INPUT DATA =>
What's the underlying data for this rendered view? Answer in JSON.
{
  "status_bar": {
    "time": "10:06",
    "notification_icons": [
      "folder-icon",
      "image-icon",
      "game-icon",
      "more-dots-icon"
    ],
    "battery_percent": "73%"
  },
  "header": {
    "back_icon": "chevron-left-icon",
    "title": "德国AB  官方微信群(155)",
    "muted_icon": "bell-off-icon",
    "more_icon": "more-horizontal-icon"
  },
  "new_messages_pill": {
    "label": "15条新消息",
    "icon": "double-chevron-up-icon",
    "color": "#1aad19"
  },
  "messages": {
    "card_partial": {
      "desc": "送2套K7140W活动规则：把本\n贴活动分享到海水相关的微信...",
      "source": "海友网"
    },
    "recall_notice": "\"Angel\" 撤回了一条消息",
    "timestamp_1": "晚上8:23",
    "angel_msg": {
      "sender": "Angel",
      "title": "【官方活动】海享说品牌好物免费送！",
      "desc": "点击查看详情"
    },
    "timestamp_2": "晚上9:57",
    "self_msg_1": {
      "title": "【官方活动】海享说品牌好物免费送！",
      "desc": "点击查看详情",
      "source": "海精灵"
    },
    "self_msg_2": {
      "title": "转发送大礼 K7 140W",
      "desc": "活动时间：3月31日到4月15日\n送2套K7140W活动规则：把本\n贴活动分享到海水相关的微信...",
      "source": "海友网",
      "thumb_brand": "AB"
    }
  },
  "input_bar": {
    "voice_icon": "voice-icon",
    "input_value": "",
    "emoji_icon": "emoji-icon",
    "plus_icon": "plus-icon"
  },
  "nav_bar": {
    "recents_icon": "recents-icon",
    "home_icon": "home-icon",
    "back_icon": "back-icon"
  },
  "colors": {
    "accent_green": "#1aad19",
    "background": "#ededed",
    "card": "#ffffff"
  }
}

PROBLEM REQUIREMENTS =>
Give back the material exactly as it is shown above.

FINISHED EXERCISE =>
What's the underlying data for this rendered view? Answer in JSON.
{
  "status_bar": {
    "time": "10:06",
    "notification_icons": [
      "folder-icon",
      "image-icon",
      "game-icon",
      "more-dots-icon"
    ],
    "battery_percent": "73%"
  },
  "header": {
    "back_icon": "chevron-left-icon",
    "title": "德国AB  官方微信群(155)",
    "muted_icon": "bell-off-icon",
    "more_icon": "more-horizontal-icon"
  },
  "new_messages_pill": {
    "label": "15条新消息",
    "icon": "double-chevron-up-icon",
    "color": "#1aad19"
  },
  "messages": {
    "card_partial": {
      "desc": "送2套K7140W活动规则：把本\n贴活动分享到海水相关的微信...",
      "source": "海友网"
    },
    "recall_notice": "\"Angel\" 撤回了一条消息",
    "timestamp_1": "晚上8:23",
    "angel_msg": {
      "sender": "Angel",
      "title": "【官方活动】海享说品牌好物免费送！",
      "desc": "点击查看详情"
    },
    "timestamp_2": "晚上9:57",
    "self_msg_1": {
      "title": "【官方活动】海享说品牌好物免费送！",
      "desc": "点击查看详情",
      "source": "海精灵"
    },
    "self_msg_2": {
      "title": "转发送大礼 K7 140W",
      "desc": "活动时间：3月31日到4月15日\n送2套K7140W活动规则：把本\n贴活动分享到海水相关的微信...",
      "source": "海友网",
      "thumb_brand": "AB"
    }
  },
  "input_bar": {
    "voice_icon": "voice-icon",
    "input_value": "",
    "emoji_icon": "emoji-icon",
    "plus_icon": "plus-icon"
  },
  "nav_bar": {
    "recents_icon": "recents-icon",
    "home_icon": "home-icon",
    "back_icon": "back-icon"
  },
  "colors": {
    "accent_green": "#1aad19",
    "background": "#ededed",
    "card": "#ffffff"
  }
}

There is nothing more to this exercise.